Throughout both days, the 30th of June and the 1st of July, the sick, wounded, and stragglers kept coming in, and I can only estimate their numbers by the means I adopted to supply their wants, for they were without food or organization. The sick were established in camps according to their respective divisions, and as the different medical officers came in I assigned them to duty with the divisions to which they belonged. The wounded were sent to the Carter house to be attended to by the surgeons at that place. The stragglers were organized into two commands, viz, those with arms and those without. Captain Hight, Second Cavalry, had charged of those with arms, and they numbered over 2,000 men. The party without arms was more numerous. The trains of wagons and ambulances were parked in convenient positions to water and forage.

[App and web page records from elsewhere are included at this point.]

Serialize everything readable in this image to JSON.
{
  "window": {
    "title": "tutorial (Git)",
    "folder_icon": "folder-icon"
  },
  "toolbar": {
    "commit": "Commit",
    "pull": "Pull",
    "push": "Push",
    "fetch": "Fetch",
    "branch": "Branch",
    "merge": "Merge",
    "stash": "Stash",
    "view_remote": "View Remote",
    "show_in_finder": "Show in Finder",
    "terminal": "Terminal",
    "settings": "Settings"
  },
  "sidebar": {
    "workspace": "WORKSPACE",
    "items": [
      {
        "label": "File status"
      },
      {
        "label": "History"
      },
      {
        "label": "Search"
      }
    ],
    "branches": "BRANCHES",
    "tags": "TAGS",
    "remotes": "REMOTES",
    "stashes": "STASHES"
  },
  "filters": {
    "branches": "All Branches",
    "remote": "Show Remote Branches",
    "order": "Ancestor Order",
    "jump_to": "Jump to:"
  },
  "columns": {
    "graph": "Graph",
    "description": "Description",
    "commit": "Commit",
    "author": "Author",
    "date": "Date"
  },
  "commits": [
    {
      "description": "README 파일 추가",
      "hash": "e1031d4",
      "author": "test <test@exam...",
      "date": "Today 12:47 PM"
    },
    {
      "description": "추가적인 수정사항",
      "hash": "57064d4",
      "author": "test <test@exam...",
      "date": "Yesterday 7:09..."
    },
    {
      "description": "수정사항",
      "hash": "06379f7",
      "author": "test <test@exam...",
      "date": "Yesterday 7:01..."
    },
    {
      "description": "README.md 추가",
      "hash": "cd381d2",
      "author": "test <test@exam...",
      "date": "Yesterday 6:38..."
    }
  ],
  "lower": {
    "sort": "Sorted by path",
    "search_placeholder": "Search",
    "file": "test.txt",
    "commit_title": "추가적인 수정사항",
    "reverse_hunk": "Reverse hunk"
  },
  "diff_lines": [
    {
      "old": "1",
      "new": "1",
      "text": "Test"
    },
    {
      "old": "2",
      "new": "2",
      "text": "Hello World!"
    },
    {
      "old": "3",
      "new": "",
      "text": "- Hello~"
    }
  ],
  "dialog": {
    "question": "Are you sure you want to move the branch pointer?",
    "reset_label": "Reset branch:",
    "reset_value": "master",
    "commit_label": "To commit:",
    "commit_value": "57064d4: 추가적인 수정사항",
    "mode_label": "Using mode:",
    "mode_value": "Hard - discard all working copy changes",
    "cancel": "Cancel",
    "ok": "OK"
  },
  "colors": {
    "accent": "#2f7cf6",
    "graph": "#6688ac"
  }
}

On the 30th of June beef and salt were issued to those who asked for them, and 1,000 rations of bread obtained from the Navy were also issued. On the 1st of July the steamer Spaulding arrived with supplies, when 8,000 additional rations of coffee, sugar, bread, salt, and meat were issued; besides 15 head of beef cattle were killed and distributed by my command. From these facts there must have been 10,000 or 12,000 men in sick, wounded, and stragglers at Carter's Landing during the 30th of June and 1st of July. There were also some 800 wagons and 300 ambulances.

On the morning of the 2nd of July I was apprised of the army being ordered to move to a position covering Harrison's Landing, and in consequence I ordered all the trains of wagons and ambulances, with all the sick and wounded capable of moving, to start immediately for that place. My command covered the rear of all of these parties, and I have the satisfaction of reporting to the general commanding that all of these large trains of materiel and personnel reached their several destinations in the army in safety. When the state of the weather, the